- **HOW TO COMPLETE THIS TASK**:
Pictures do not belong in your copy. Repeat all the other data exactly.

- **TASK DATA**:
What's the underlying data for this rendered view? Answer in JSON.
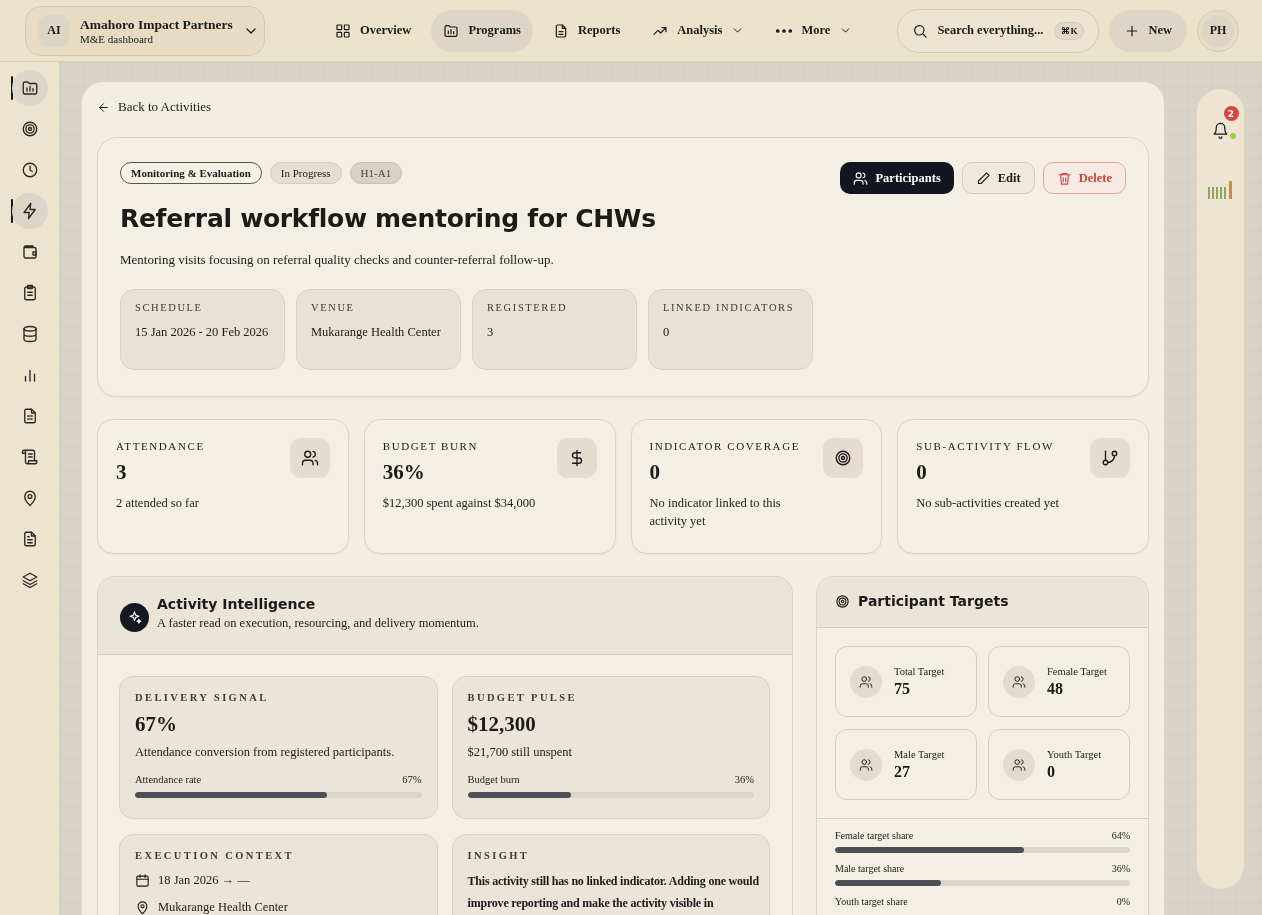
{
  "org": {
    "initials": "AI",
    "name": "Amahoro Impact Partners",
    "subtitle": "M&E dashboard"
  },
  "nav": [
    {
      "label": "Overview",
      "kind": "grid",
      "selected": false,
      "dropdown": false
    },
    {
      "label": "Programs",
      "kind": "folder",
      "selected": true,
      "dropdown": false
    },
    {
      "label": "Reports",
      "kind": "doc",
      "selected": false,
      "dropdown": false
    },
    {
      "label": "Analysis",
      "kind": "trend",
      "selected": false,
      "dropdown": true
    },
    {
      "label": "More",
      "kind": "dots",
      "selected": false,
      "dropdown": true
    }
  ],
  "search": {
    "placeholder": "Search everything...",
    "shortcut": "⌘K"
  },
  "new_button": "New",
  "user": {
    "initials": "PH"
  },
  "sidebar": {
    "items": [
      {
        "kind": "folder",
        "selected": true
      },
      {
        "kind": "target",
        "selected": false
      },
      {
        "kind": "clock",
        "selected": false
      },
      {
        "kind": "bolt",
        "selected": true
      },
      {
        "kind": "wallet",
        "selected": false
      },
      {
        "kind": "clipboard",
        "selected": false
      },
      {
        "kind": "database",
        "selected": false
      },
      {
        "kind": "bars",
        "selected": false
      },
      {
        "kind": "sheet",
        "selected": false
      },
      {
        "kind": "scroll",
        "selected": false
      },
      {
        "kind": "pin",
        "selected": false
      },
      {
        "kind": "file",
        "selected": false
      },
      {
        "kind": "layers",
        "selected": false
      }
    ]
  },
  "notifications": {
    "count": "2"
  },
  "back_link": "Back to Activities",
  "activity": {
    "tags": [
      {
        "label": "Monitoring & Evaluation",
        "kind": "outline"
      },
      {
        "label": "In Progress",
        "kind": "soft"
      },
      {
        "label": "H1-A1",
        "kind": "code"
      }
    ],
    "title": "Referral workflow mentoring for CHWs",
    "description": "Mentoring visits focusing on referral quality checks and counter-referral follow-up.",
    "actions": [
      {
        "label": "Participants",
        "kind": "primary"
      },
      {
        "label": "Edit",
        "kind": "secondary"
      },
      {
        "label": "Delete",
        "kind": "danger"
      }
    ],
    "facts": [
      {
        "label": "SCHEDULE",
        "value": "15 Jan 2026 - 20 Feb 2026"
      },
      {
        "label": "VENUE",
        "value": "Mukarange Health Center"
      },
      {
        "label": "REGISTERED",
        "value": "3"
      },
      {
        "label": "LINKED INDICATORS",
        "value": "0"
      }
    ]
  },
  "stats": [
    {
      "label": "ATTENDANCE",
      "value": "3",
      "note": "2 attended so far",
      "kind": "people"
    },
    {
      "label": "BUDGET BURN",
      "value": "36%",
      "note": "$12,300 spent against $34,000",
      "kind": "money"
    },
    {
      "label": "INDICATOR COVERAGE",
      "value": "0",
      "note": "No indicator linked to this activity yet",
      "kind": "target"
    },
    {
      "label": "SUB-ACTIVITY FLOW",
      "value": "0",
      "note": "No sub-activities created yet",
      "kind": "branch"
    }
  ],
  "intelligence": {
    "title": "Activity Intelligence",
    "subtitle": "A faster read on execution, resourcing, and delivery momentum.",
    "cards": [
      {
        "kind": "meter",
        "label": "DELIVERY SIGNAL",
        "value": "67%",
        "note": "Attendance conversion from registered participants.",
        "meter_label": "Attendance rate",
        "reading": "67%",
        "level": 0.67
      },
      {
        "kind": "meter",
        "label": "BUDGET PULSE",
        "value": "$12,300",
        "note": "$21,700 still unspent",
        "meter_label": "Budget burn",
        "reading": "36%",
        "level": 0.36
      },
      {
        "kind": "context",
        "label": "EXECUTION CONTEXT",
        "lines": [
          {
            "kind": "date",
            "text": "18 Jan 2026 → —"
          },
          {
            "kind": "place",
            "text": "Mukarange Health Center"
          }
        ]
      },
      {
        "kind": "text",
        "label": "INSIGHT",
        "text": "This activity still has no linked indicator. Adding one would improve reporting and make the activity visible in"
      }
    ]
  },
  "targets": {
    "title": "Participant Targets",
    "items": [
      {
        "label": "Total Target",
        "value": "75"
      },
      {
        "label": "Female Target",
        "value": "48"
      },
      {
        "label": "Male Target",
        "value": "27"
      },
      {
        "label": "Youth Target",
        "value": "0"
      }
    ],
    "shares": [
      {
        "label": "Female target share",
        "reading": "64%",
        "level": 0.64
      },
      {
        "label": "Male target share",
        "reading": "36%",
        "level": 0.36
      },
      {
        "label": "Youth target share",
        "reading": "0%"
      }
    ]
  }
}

- **TASK RESULT**:
What's the underlying data for this rendered view? Answer in JSON.
{
  "org": {
    "initials": "AI",
    "name": "Amahoro Impact Partners",
    "subtitle": "M&E dashboard"
  },
  "nav": [
    {
      "label": "Overview",
      "kind": "grid",
      "selected": false,
      "dropdown": false
    },
    {
      "label": "Programs",
      "kind": "folder",
      "selected": true,
      "dropdown": false
    },
    {
      "label": "Reports",
      "kind": "doc",
      "selected": false,
      "dropdown": false
    },
    {
      "label": "Analysis",
      "kind": "trend",
      "selected": false,
      "dropdown": true
    },
    {
      "label": "More",
      "kind": "dots",
      "selected": false,
      "dropdown": true
    }
  ],
  "search": {
    "placeholder": "Search everything...",
    "shortcut": "⌘K"
  },
  "new_button": "New",
  "user": {
    "initials": "PH"
  },
  "sidebar": {
    "items": [
      {
        "kind": "folder",
        "selected": true
      },
      {
        "kind": "target",
        "selected": false
      },
      {
        "kind": "clock",
        "selected": false
      },
      {
        "kind": "bolt",
        "selected": true
      },
      {
        "kind": "wallet",
        "selected": false
      },
      {
        "kind": "clipboard",
        "selected": false
      },
      {
        "kind": "database",
        "selected": false
      },
      {
        "kind": "bars",
        "selected": false
      },
      {
        "kind": "sheet",
        "selected": false
      },
      {
        "kind": "scroll",
        "selected": false
      },
      {
        "kind": "pin",
        "selected": false
      },
      {
        "kind": "file",
        "selected": false
      },
      {
        "kind": "layers",
        "selected": false
      }
    ]
  },
  "notifications": {
    "count": "2"
  },
  "back_link": "Back to Activities",
  "activity": {
    "tags": [
      {
        "label": "Monitoring & Evaluation",
        "kind": "outline"
      },
      {
        "label": "In Progress",
        "kind": "soft"
      },
      {
        "label": "H1-A1",
        "kind": "code"
      }
    ],
    "title": "Referral workflow mentoring for CHWs",
    "description": "Mentoring visits focusing on referral quality checks and counter-referral follow-up.",
    "actions": [
      {
        "label": "Participants",
        "kind": "primary"
      },
      {
        "label": "Edit",
        "kind": "secondary"
      },
      {
        "label": "Delete",
        "kind": "danger"
      }
    ],
    "facts": [
      {
        "label": "SCHEDULE",
        "value": "15 Jan 2026 - 20 Feb 2026"
      },
      {
        "label": "VENUE",
        "value": "Mukarange Health Center"
      },
      {
        "label": "REGISTERED",
        "value": "3"
      },
      {
        "label": "LINKED INDICATORS",
        "value": "0"
      }
    ]
  },
  "stats": [
    {
      "label": "ATTENDANCE",
      "value": "3",
      "note": "2 attended so far",
      "kind": "people"
    },
    {
      "label": "BUDGET BURN",
      "value": "36%",
      "note": "$12,300 spent against $34,000",
      "kind": "money"
    },
    {
      "label": "INDICATOR COVERAGE",
      "value": "0",
      "note": "No indicator linked to this activity yet",
      "kind": "target"
    },
    {
      "label": "SUB-ACTIVITY FLOW",
      "value": "0",
      "note": "No sub-activities created yet",
      "kind": "branch"
    }
  ],
  "intelligence": {
    "title": "Activity Intelligence",
    "subtitle": "A faster read on execution, resourcing, and delivery momentum.",
    "cards": [
      {
        "kind": "meter",
        "label": "DELIVERY SIGNAL",
        "value": "67%",
        "note": "Attendance conversion from registered participants.",
        "meter_label": "Attendance rate",
        "reading": "67%",
        "level": 0.67
      },
      {
        "kind": "meter",
        "label": "BUDGET PULSE",
        "value": "$12,300",
        "note": "$21,700 still unspent",
        "meter_label": "Budget burn",
        "reading": "36%",
        "level": 0.36
      },
      {
        "kind": "context",
        "label": "EXECUTION CONTEXT",
        "lines": [
          {
            "kind": "date",
            "text": "18 Jan 2026 → —"
          },
          {
            "kind": "place",
            "text": "Mukarange Health Center"
          }
        ]
      },
      {
        "kind": "text",
        "label": "INSIGHT",
        "text": "This activity still has no linked indicator. Adding one would improve reporting and make the activity visible in"
      }
    ]
  },
  "targets": {
    "title": "Participant Targets",
    "items": [
      {
        "label": "Total Target",
        "value": "75"
      },
      {
        "label": "Female Target",
        "value": "48"
      },
      {
        "label": "Male Target",
        "value": "27"
      },
      {
        "label": "Youth Target",
        "value": "0"
      }
    ],
    "shares": [
      {
        "label": "Female target share",
        "reading": "64%",
        "level": 0.64
      },
      {
        "label": "Male target share",
        "reading": "36%",
        "level": 0.36
      },
      {
        "label": "Youth target share",
        "reading": "0%"
      }
    ]
  }
}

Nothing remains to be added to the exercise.